Brzezinski: The enlargement of NATO, as I noted earlier, is not directed against Russia but is part of an effort to build a more stable Europe. Russians should understand the fears particularly of the Baltic nations, given what they experienced after 1940. Moreover, the Baltic nations were not reassured by official statements by the Russian Foreign Ministry that allegedly in 1940 they joined the Soviet Union “voluntarily” and in keeping with international law. As to U.S. withdrawal from the ABM Treaty, my hope is that American-Russian discussions will produce mutual understanding regarding the need to update some of the strategic arrangements concluded between the United States and the Soviet Union back in the 1970s.

Q: Do you completely exclude returning to the ‘cold war’-type confrontation between the US and Russia?

Brzezinski: I do exclude a return to the Cold War because I do not think it would be in the interest either of Russia or of the United States. There are enough people with good common sense in the leadership of both countries to make such a return impossible.

More articles by:
June 19, 2018
Ann Robertson - Bill Leumer
We Can Thank Top Union Officials for Trump
Lawrence Davidson
The Republican Party Falls Apart, the Democrats Get Stuck
Sheldon Richman
Trump, North Korea, and Iran
Richard Rubenstein
Trump the (Shakespearean) Fool: a New Look at the Dynamics of Trumpism
Kevin Zeese - Margaret Flowers
Protect Immigrant Rights; End the Crises That Drive Migration
Gary Leupp
Norway: Just Withdraw From NATO
Kristine Mattis
Nerd Culture, Adultolescence, and the Abdication of Social Priorities
Mike Garrity
The Forest Service Should Not be Above the Law
Colin Todhunter
Pro-GMO Activism And Smears Masquerade As Journalism: From Seralini To Jairam Ramesh, Aruna Rodrigues Puts The Record Straight
Doug Rawlings
Does the Burns/Novick Vietnam Documentary Deserve an Emmy?
Kenneth Surin
2018 Electioneering in Appalachian Virginia
Nino Pagliccia
Chrystia Freeland Fails to See the Emerging Multipolar World
John Forte
Stuart Hall and Us
June 18, 2018
Paul Street
Denuclearize the United States?
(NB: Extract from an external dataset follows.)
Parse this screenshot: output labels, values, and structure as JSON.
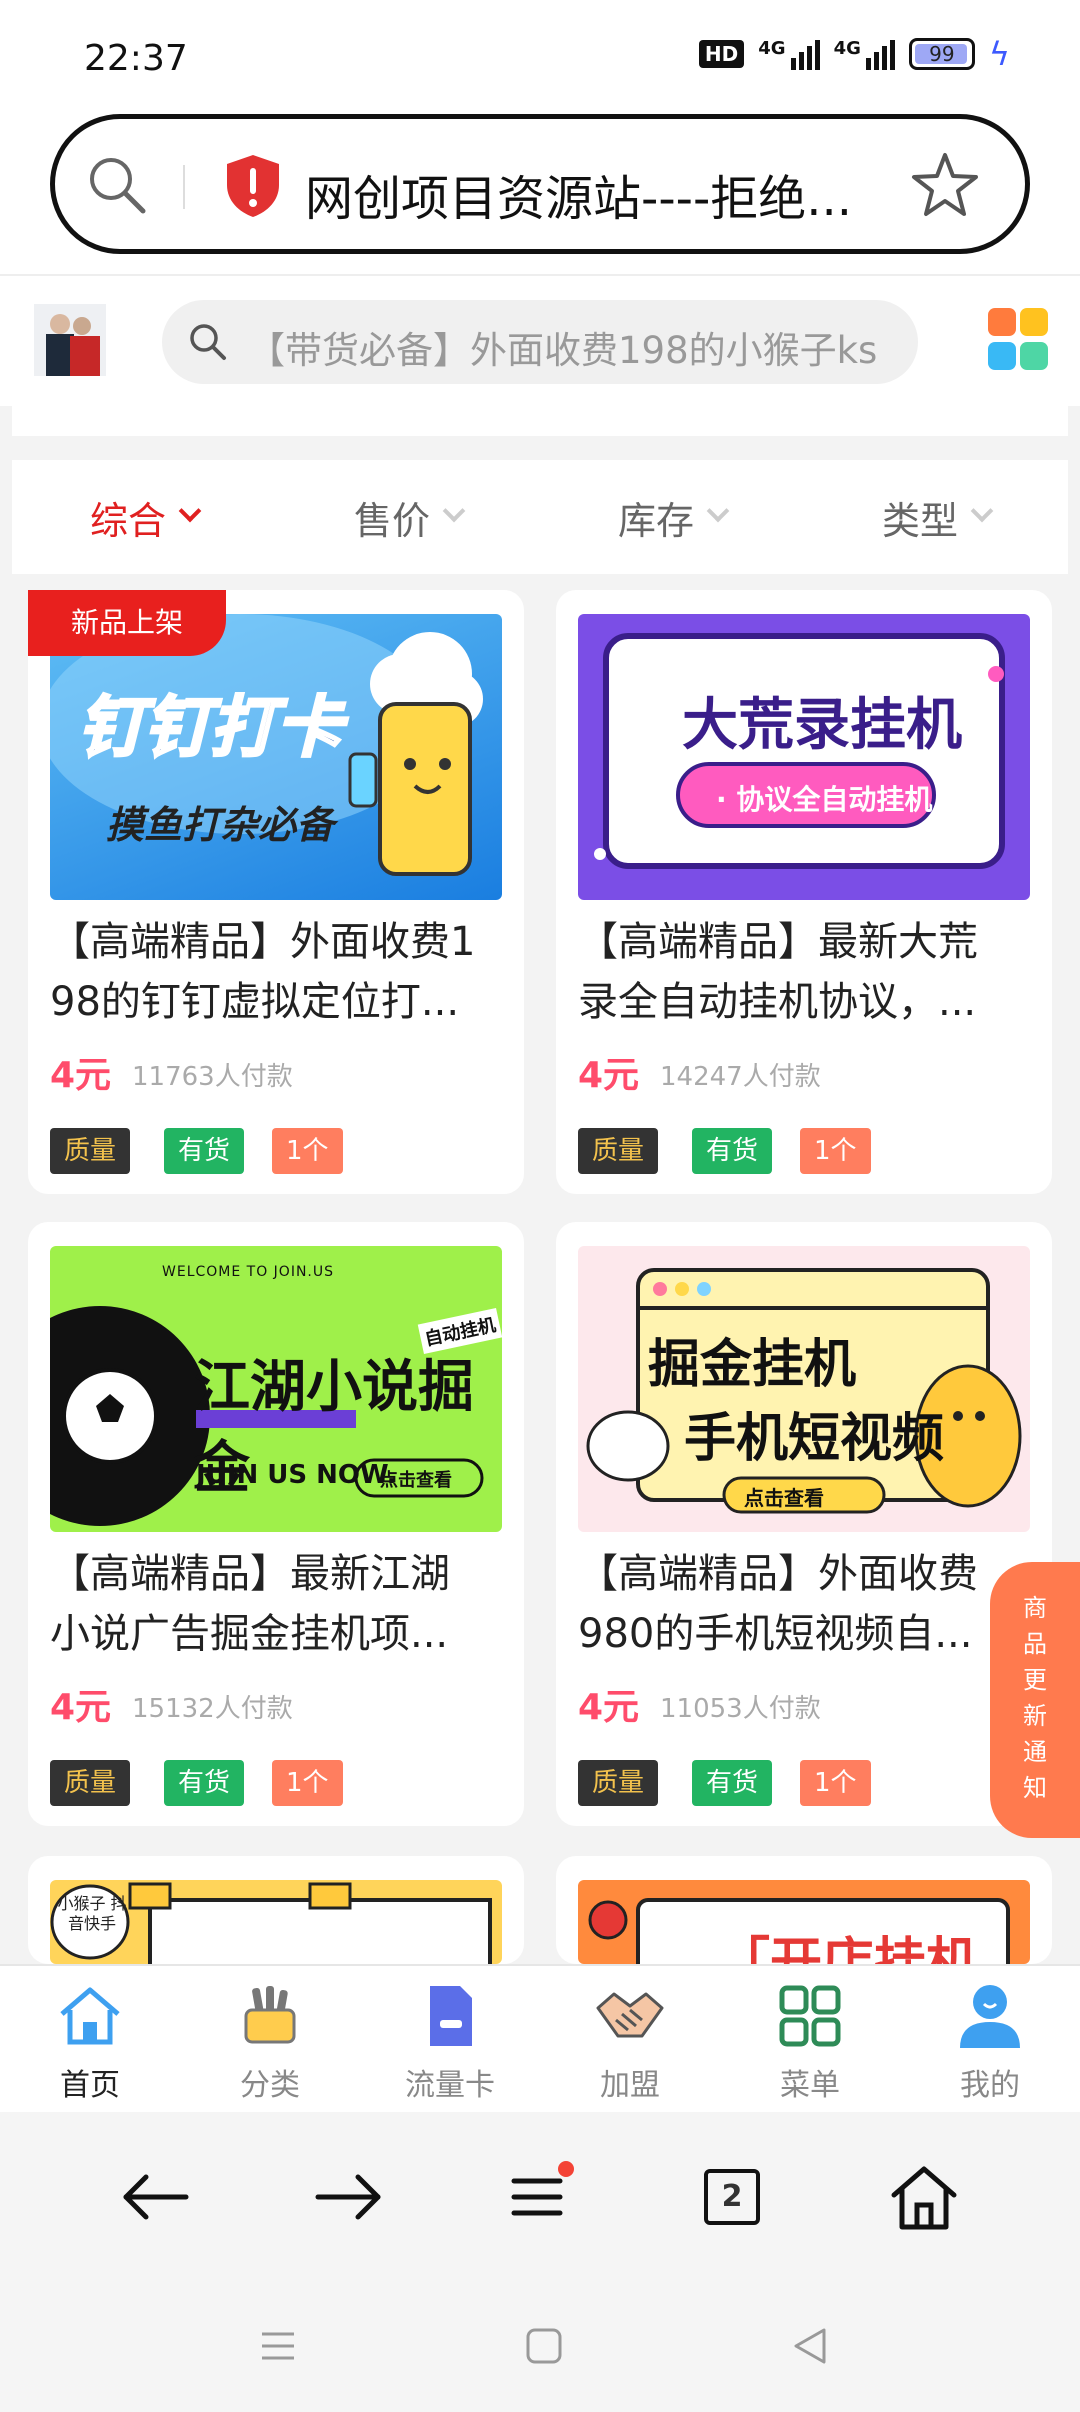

An Unthinkable Thought
John Pilger
Bring Julian Assange Home
Conn Hallinan
The Spanish Labyrinth
Patrick Cockburn
Attacking Hodeidah is a Deliberate Act of Cruelty by the Trump Administration
Gary Leupp
Trump Gives Bibi Whatever He Wants
Thomas Knapp
Child Abductions: A Conversation It’s Hard to Believe We’re Even Having
Robert Fisk
I Spoke to Palestinians Who Still Hold the Keys to Homes They Fled Decades Ago – Many are Still Determined to Return
Steve Early
Requiem for a Steelworker: Mon Valley Memories of Oil Can Eddie
Jim Scheff
Protect Our National Forests From an Increase in Logging
Adam Parsons
Reclaiming the UN’s Radical Vision of Global Economic Justice
Dean Baker
Manufacturing Production Falls in May and No One Notices
Laura Flanders
Bottom-Up Wins in Virginia’s Primaries
Binoy Kampmark
The Anguish for Lost Buildings: Embers and Death at the Victoria Park Hotel
Weekend Edition
June 15, 2018
Friday - Sunday
Dan Kovalik
The US & Nicaragua: a Case Study in Historical Amnesia & Blindness
Jeremy Kuzmarov
Yellow Journalism and the New Cold War
Charles Pierson
The Day the US Became an Empire
Jonathan Cook
How the Corporate Media Enslave Us to a World of Illusions
Ajamu Baraka
North Korea Issue is Not De-nuclearization But De-Colonization
Andrew Levine
Midterms Coming: Antinomy Ahead
Louisa Willcox
New Information on 2017 Yellowstone Grizzly Bear Deaths Should Nix Trophy Hunting in Core Habitat
Jeffrey St. Clair
Roaming Charges: Singapore Fling
Ron Jacobs
What’s So Bad About Peace, Man?
Robert Hunziker
State of the Climate – It’s Alarming!
L. Michael Hager
Acts and Omissions: The NYT’s Flawed Coverage of the Gaza Protest
Dave Lindorff
However Tenuous and Whatever His Motives, Trump’s Summit Agreement with Kim is Praiseworthy
Robert Fantina
Palestine, the United Nations and the Right of Return
Brian Cloughley
Sabre-Rattling With Russia
Chris Wright
To Be or Not to Be? That’s the Question
David Rosen
Why Do Establishment Feminists Hate Sex Workers?
Victor Grossman
A Key Congress in Leipzig
John Eskow
“It’s All Kinderspiel!” Trump, MSNBC, and the 24/7 Horseshit Roundelay
Paul Buhle
The Russians are Coming!
FacebookTwitterGoogle+RedditEmail